That backpack was still held tightly in front of her as the girl held back tears. My friend sat the little girl down and asked her what was wrong. After a few questions and assurances that she wasn’t in trouble, the girl said she had fallen and the backpack had ripped at the seams. Maria, knowing the girl was usually even-tempered, asked the girl why the backpack meant so much to her. That sweet child revealed that her family was living in a hotel, sometimes their van, and her parents wouldn’t be able to get her a new one. In that moment, Maria was filled with a deep grief as she understood that the girl’s backpack was one of the few things that was truly hers.

We know that there are thousands of children like that little girl here in Orlando. Not having the basic tools to participate fully in classes from day one is a hardship that can warp the normal excitement for the start of a new school year into full blown anxiety.

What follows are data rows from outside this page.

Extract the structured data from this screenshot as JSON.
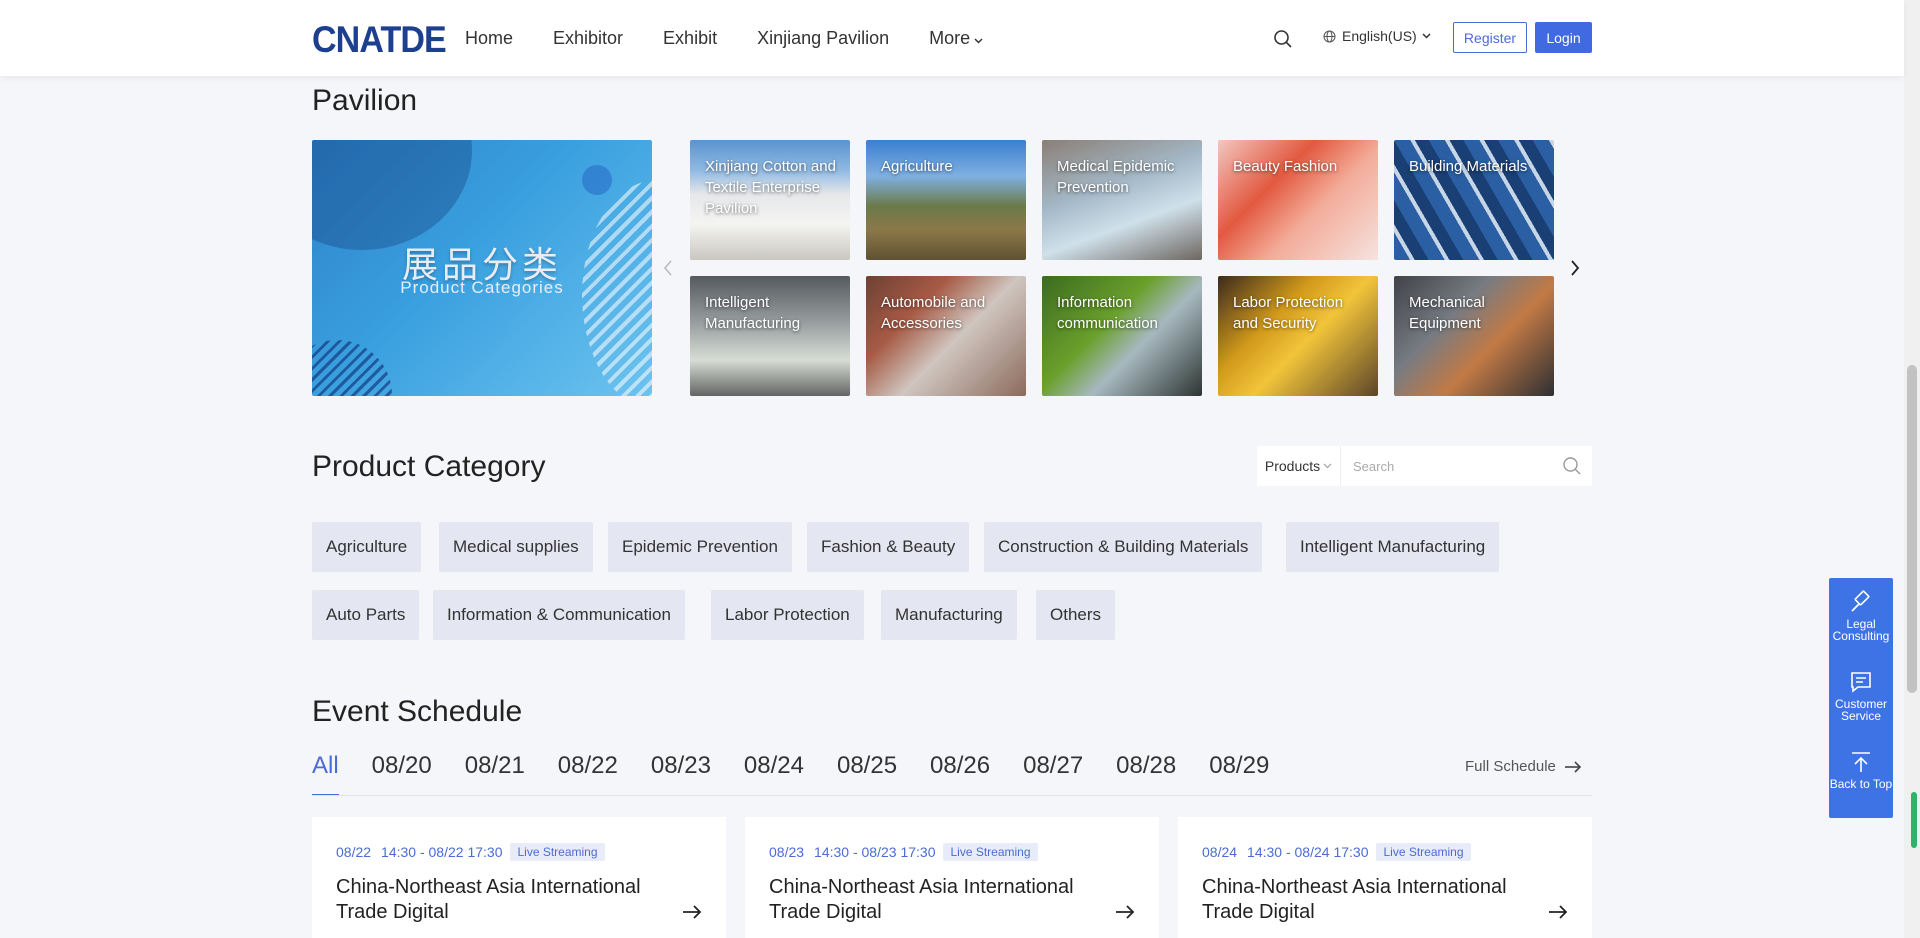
{
  "header": {
    "logo": "CNATDE",
    "nav": [
      "Home",
      "Exhibitor",
      "Exhibit",
      "Xinjiang Pavilion",
      "More"
    ],
    "language": "English(US)",
    "register": "Register",
    "login": "Login"
  },
  "pavilion": {
    "title": "Pavilion",
    "banner_cn": "展品分类",
    "banner_en": "Product Categories",
    "tiles": [
      "Xinjiang Cotton and Textile Enterprise Pavilion",
      "Agriculture",
      "Medical Epidemic Prevention",
      "Beauty Fashion",
      "Building Materials",
      "Intelligent Manufacturing",
      "Automobile and Accessories",
      "Information communication",
      "Labor Protection and Security",
      "Mechanical Equipment"
    ]
  },
  "product_category": {
    "title": "Product Category",
    "select_value": "Products",
    "search_placeholder": "Search",
    "tags": [
      "Agriculture",
      "Medical supplies",
      "Epidemic Prevention",
      "Fashion & Beauty",
      "Construction & Building Materials",
      "Intelligent Manufacturing",
      "Auto Parts",
      "Information & Communication",
      "Labor Protection",
      "Manufacturing",
      "Others"
    ]
  },
  "event_schedule": {
    "title": "Event Schedule",
    "tabs": [
      "All",
      "08/20",
      "08/21",
      "08/22",
      "08/23",
      "08/24",
      "08/25",
      "08/26",
      "08/27",
      "08/28",
      "08/29"
    ],
    "full_schedule": "Full Schedule",
    "cards": [
      {
        "date": "08/22",
        "time": "14:30 - 08/22  17:30",
        "badge": "Live Streaming",
        "title": "China-Northeast Asia International Trade Digital"
      },
      {
        "date": "08/23",
        "time": "14:30 - 08/23  17:30",
        "badge": "Live Streaming",
        "title": "China-Northeast Asia International Trade Digital"
      },
      {
        "date": "08/24",
        "time": "14:30 - 08/24  17:30",
        "badge": "Live Streaming",
        "title": "China-Northeast Asia International Trade Digital"
      }
    ]
  },
  "sidebar": {
    "legal": "Legal Consulting",
    "service": "Customer Service",
    "top": "Back to Top"
  },
  "colors": {
    "brand": "#1d3f8f",
    "accent": "#4169e1",
    "tag_bg": "#e4e6f1",
    "page_bg": "#f5f6f9"
  }
}
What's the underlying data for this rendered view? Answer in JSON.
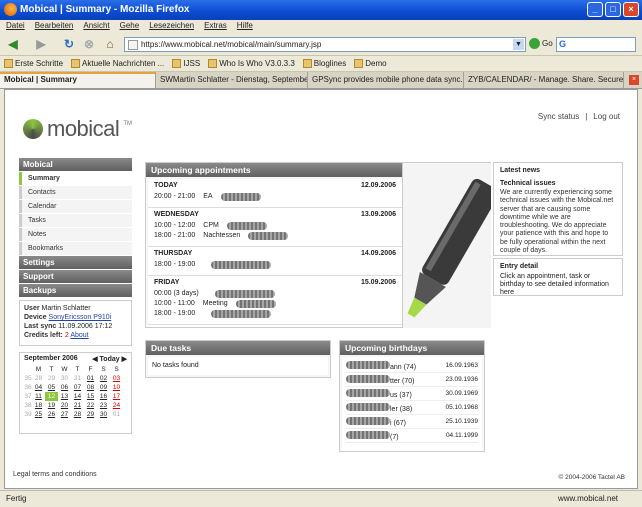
{
  "window": {
    "title": "Mobical | Summary - Mozilla Firefox"
  },
  "menu": [
    "Datei",
    "Bearbeiten",
    "Ansicht",
    "Gehe",
    "Lesezeichen",
    "Extras",
    "Hilfe"
  ],
  "url": "https://www.mobical.net/mobical/main/summary.jsp",
  "go_label": "Go",
  "bookmarks": [
    "Erste Schritte",
    "Aktuelle Nachrichten ...",
    "IJSS",
    "Who Is Who V3.0.3.3",
    "Bloglines",
    "Demo"
  ],
  "tabs": [
    "Mobical | Summary",
    "SWMartin Schlatter - Dienstag, September 12 ...",
    "GPSync provides mobile phone data sync...",
    "ZYB/CALENDAR/ - Manage. Share. Secure."
  ],
  "logo": {
    "text": "mobical",
    "tm": "TM"
  },
  "toplinks": {
    "sync": "Sync status",
    "sep": "|",
    "logout": "Log out"
  },
  "sidenav": {
    "mobical": "Mobical",
    "items": [
      "Summary",
      "Contacts",
      "Calendar",
      "Tasks",
      "Notes",
      "Bookmarks"
    ],
    "settings": "Settings",
    "support": "Support",
    "backups": "Backups"
  },
  "user": {
    "user_label": "User",
    "user": "Martin Schlatter",
    "device_label": "Device",
    "device": "SonyEricsson P910i",
    "sync_label": "Last sync",
    "sync": "11.09.2006 17:12",
    "credits_label": "Credits left:",
    "credits": "2",
    "about": "About"
  },
  "calendar": {
    "month": "September 2006",
    "today": "Today",
    "days": [
      "M",
      "T",
      "W",
      "T",
      "F",
      "S",
      "S"
    ],
    "weeks": [
      {
        "wk": "35",
        "d": [
          "28",
          "29",
          "30",
          "31",
          "01",
          "02",
          "03"
        ]
      },
      {
        "wk": "36",
        "d": [
          "04",
          "05",
          "06",
          "07",
          "08",
          "09",
          "10"
        ]
      },
      {
        "wk": "37",
        "d": [
          "11",
          "12",
          "13",
          "14",
          "15",
          "16",
          "17"
        ]
      },
      {
        "wk": "38",
        "d": [
          "18",
          "19",
          "20",
          "21",
          "22",
          "23",
          "24"
        ]
      },
      {
        "wk": "39",
        "d": [
          "25",
          "26",
          "27",
          "28",
          "29",
          "30",
          "01"
        ]
      }
    ]
  },
  "appointments": {
    "title": "Upcoming appointments",
    "days": [
      {
        "label": "TODAY",
        "date": "12.09.2006",
        "events": [
          {
            "time": "20:00 - 21:00",
            "text": "EA"
          }
        ]
      },
      {
        "label": "WEDNESDAY",
        "date": "13.09.2006",
        "events": [
          {
            "time": "10:00 - 12:00",
            "text": "CPM"
          },
          {
            "time": "18:00 - 21:00",
            "text": "Nachtessen"
          }
        ]
      },
      {
        "label": "THURSDAY",
        "date": "14.09.2006",
        "events": [
          {
            "time": "18:00 - 19:00",
            "text": ""
          }
        ]
      },
      {
        "label": "FRIDAY",
        "date": "15.09.2006",
        "events": [
          {
            "time": "00:00 (3 days)",
            "text": ""
          },
          {
            "time": "10:00 - 11:00",
            "text": "Meeting"
          },
          {
            "time": "18:00 - 19:00",
            "text": ""
          }
        ]
      }
    ]
  },
  "news": {
    "title": "Latest news",
    "subtitle": "Technical issues",
    "body": "We are currently experiencing some technical issues with the Mobical.net server that are causing some downtime while we are troubleshooting. We do appreciate your patience with this and hope to be fully operational within the next couple of days."
  },
  "entry": {
    "title": "Entry detail",
    "body": "Click an appointment, task or birthday to see detailed information here"
  },
  "due": {
    "title": "Due tasks",
    "empty": "No tasks found"
  },
  "birthdays": {
    "title": "Upcoming birthdays",
    "items": [
      {
        "name": "ann (74)",
        "date": "16.09.1963"
      },
      {
        "name": "tter (70)",
        "date": "23.09.1936"
      },
      {
        "name": "us (37)",
        "date": "30.09.1969"
      },
      {
        "name": "ler (38)",
        "date": "05.10.1968"
      },
      {
        "name": "i (67)",
        "date": "25.10.1939"
      },
      {
        "name": "(7)",
        "date": "04.11.1999"
      }
    ]
  },
  "footer": {
    "legal": "Legal terms and conditions",
    "copyright": "© 2004-2006 Tactel AB"
  },
  "status": {
    "left": "Fertig",
    "right": "www.mobical.net"
  },
  "colors": {
    "accent": "#8dc63f",
    "header": "#6b6b6b",
    "titlebar": "#0a4cd0"
  }
}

Lingering on Maria’s story, I thought about the special relationship that children have with their backpacks. All of us who went to school remember owning one and all the ways that we would make it ours. From selecting a cool pattern (when I was in middle school, the blue, green or black Jansport) to patches and other decoration, we could always identify ours at a glance. A backpack is a practical tool of the trade for being a student and is one of the few things that will stay constant as so much else might change in a year.

This small but powerful truth is part of why I’m so grateful that we do our Backpack Drive and that we are extending our reach to children of resettled refugee families locally.

To us, a backpack is a practical gift, but to a child who often carries such huge burdens, a backpack can be precious.

Over the last few years I’ve watched so much coverage on the refugee crisis happening and one thing has struck me in the waves of people fleeing toward safety: the further away from what used to be home, the more likely a family has stripped down to what each person can carry. There are so many battered backpacks, holding what matters most. Sometimes the bag is the only personal possession left and it carries only necessities for survival. Much like the torn bag clutched by a little girl crying in my friend’s office, those sturdy canvas vessels are extremely precious to those who carry them and have lost so much.

As adults, we sometimes forget how it may feel to be as vulnerable as a child. If we’re lucky, our parents had jobs that were secure and we grew up far from poverty, violence, and war. The reality, though, is that when poverty, violence, or war visit a community, children take the brunt of the consequences and have so little power to change their situation. To us, a backpack is a practical gift, but to a child who often carries such huge burdens, a backpack can be precious.

 

 

Our Backpack Drive is wrapping up this weekend and we need your help to reach our goal of 500! If you haven't had a chance to yet, check out the shopping list, head to Target (it's OK, we're giving you permission to go to Target), and give a child in our community the opportunity to have something that is truly theirs this school year.

Liz Cronlund is the Community Development Coordinator for Summit Church. If you would like more information about ways you can be a part of serving our city, email her at ecronlund@summitconnect.org.